## Task brief
Only an exact repetition of the entries will do.

Dataset items
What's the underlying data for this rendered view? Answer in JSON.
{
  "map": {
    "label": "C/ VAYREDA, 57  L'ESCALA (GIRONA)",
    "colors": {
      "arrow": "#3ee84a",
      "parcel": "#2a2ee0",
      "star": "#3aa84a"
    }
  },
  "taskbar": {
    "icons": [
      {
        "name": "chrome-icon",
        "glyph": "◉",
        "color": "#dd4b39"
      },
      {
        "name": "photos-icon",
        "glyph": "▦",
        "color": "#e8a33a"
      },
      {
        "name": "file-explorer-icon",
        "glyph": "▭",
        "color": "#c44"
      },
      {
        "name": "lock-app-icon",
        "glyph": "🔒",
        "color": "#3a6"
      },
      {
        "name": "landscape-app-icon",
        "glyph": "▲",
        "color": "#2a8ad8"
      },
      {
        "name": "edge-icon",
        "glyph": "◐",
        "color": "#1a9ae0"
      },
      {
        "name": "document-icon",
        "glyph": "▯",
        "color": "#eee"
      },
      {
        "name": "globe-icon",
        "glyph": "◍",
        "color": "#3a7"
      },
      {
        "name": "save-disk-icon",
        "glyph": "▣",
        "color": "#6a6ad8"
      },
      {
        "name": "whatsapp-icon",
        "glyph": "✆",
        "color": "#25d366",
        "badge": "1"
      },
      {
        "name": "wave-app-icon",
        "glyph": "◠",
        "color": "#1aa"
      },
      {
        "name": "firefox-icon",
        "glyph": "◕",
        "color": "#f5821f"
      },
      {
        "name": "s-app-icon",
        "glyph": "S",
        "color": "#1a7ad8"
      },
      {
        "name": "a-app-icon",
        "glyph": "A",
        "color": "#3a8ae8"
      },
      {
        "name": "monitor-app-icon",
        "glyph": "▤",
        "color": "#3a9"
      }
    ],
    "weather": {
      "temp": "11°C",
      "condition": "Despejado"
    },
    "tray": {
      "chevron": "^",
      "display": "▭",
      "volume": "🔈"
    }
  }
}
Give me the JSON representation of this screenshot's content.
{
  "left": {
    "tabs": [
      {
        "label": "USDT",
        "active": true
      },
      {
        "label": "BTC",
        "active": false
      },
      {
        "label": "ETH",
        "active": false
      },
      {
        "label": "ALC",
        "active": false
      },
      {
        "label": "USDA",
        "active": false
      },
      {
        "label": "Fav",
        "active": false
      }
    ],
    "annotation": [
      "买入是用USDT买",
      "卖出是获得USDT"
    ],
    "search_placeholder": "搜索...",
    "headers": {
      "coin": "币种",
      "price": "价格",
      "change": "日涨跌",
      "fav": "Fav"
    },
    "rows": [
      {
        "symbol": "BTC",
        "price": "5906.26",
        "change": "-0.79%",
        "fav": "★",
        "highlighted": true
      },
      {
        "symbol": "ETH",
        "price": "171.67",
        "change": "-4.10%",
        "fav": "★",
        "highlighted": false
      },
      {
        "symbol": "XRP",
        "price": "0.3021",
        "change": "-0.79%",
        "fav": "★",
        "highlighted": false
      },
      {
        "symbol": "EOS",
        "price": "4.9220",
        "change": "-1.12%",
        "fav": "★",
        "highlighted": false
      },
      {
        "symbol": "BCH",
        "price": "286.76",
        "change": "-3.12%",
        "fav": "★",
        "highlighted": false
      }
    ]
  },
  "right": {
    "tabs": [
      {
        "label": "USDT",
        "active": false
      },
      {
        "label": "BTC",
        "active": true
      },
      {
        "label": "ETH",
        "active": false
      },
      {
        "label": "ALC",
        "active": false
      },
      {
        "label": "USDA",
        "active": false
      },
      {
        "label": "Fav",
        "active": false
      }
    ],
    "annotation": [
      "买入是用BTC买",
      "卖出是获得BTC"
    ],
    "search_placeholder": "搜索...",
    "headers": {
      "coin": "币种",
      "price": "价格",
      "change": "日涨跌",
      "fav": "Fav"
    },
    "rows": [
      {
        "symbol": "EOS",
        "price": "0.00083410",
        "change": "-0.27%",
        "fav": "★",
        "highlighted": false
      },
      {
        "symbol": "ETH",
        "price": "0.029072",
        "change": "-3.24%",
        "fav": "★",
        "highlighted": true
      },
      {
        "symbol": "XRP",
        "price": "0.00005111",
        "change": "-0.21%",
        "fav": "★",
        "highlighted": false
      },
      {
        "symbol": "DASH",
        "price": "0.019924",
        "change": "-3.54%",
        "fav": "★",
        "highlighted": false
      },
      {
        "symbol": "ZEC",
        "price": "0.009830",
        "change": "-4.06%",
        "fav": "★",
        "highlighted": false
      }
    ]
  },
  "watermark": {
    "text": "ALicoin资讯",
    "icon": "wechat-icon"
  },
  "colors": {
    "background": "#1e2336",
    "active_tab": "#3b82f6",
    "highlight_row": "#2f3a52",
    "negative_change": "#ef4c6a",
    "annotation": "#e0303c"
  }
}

## Solution to the exercise
What's the underlying data for this rendered view? Answer in JSON.
{
  "map": {
    "label": "C/ VAYREDA, 57  L'ESCALA (GIRONA)",
    "colors": {
      "arrow": "#3ee84a",
      "parcel": "#2a2ee0",
      "star": "#3aa84a"
    }
  },
  "taskbar": {
    "icons": [
      {
        "name": "chrome-icon",
        "glyph": "◉",
        "color": "#dd4b39"
      },
      {
        "name": "photos-icon",
        "glyph": "▦",
        "color": "#e8a33a"
      },
      {
        "name": "file-explorer-icon",
        "glyph": "▭",
        "color": "#c44"
      },
      {
        "name": "lock-app-icon",
        "glyph": "🔒",
        "color": "#3a6"
      },
      {
        "name": "landscape-app-icon",
        "glyph": "▲",
        "color": "#2a8ad8"
      },
      {
        "name": "edge-icon",
        "glyph": "◐",
        "color": "#1a9ae0"
      },
      {
        "name": "document-icon",
        "glyph": "▯",
        "color": "#eee"
      },
      {
        "name": "globe-icon",
        "glyph": "◍",
        "color": "#3a7"
      },
      {
        "name": "save-disk-icon",
        "glyph": "▣",
        "color": "#6a6ad8"
      },
      {
        "name": "whatsapp-icon",
        "glyph": "✆",
        "color": "#25d366",
        "badge": "1"
      },
      {
        "name": "wave-app-icon",
        "glyph": "◠",
        "color": "#1aa"
      },
      {
        "name": "firefox-icon",
        "glyph": "◕",
        "color": "#f5821f"
      },
      {
        "name": "s-app-icon",
        "glyph": "S",
        "color": "#1a7ad8"
      },
      {
        "name": "a-app-icon",
        "glyph": "A",
        "color": "#3a8ae8"
      },
      {
        "name": "monitor-app-icon",
        "glyph": "▤",
        "color": "#3a9"
      }
    ],
    "weather": {
      "temp": "11°C",
      "condition": "Despejado"
    },
    "tray": {
      "chevron": "^",
      "display": "▭",
      "volume": "🔈"
    }
  }
}
Give me the JSON representation of this screenshot's content.
{
  "left": {
    "tabs": [
      {
        "label": "USDT",
        "active": true
      },
      {
        "label": "BTC",
        "active": false
      },
      {
        "label": "ETH",
        "active": false
      },
      {
        "label": "ALC",
        "active": false
      },
      {
        "label": "USDA",
        "active": false
      },
      {
        "label": "Fav",
        "active": false
      }
    ],
    "annotation": [
      "买入是用USDT买",
      "卖出是获得USDT"
    ],
    "search_placeholder": "搜索...",
    "headers": {
      "coin": "币种",
      "price": "价格",
      "change": "日涨跌",
      "fav": "Fav"
    },
    "rows": [
      {
        "symbol": "BTC",
        "price": "5906.26",
        "change": "-0.79%",
        "fav": "★",
        "highlighted": true
      },
      {
        "symbol": "ETH",
        "price": "171.67",
        "change": "-4.10%",
        "fav": "★",
        "highlighted": false
      },
      {
        "symbol": "XRP",
        "price": "0.3021",
        "change": "-0.79%",
        "fav": "★",
        "highlighted": false
      },
      {
        "symbol": "EOS",
        "price": "4.9220",
        "change": "-1.12%",
        "fav": "★",
        "highlighted": false
      },
      {
        "symbol": "BCH",
        "price": "286.76",
        "change": "-3.12%",
        "fav": "★",
        "highlighted": false
      }
    ]
  },
  "right": {
    "tabs": [
      {
        "label": "USDT",
        "active": false
      },
      {
        "label": "BTC",
        "active": true
      },
      {
        "label": "ETH",
        "active": false
      },
      {
        "label": "ALC",
        "active": false
      },
      {
        "label": "USDA",
        "active": false
      },
      {
        "label": "Fav",
        "active": false
      }
    ],
    "annotation": [
      "买入是用BTC买",
      "卖出是获得BTC"
    ],
    "search_placeholder": "搜索...",
    "headers": {
      "coin": "币种",
      "price": "价格",
      "change": "日涨跌",
      "fav": "Fav"
    },
    "rows": [
      {
        "symbol": "EOS",
        "price": "0.00083410",
        "change": "-0.27%",
        "fav": "★",
        "highlighted": false
      },
      {
        "symbol": "ETH",
        "price": "0.029072",
        "change": "-3.24%",
        "fav": "★",
        "highlighted": true
      },
      {
        "symbol": "XRP",
        "price": "0.00005111",
        "change": "-0.21%",
        "fav": "★",
        "highlighted": false
      },
      {
        "symbol": "DASH",
        "price": "0.019924",
        "change": "-3.54%",
        "fav": "★",
        "highlighted": false
      },
      {
        "symbol": "ZEC",
        "price": "0.009830",
        "change": "-4.06%",
        "fav": "★",
        "highlighted": false
      }
    ]
  },
  "watermark": {
    "text": "ALicoin资讯",
    "icon": "wechat-icon"
  },
  "colors": {
    "background": "#1e2336",
    "active_tab": "#3b82f6",
    "highlight_row": "#2f3a52",
    "negative_change": "#ef4c6a",
    "annotation": "#e0303c"
  }
}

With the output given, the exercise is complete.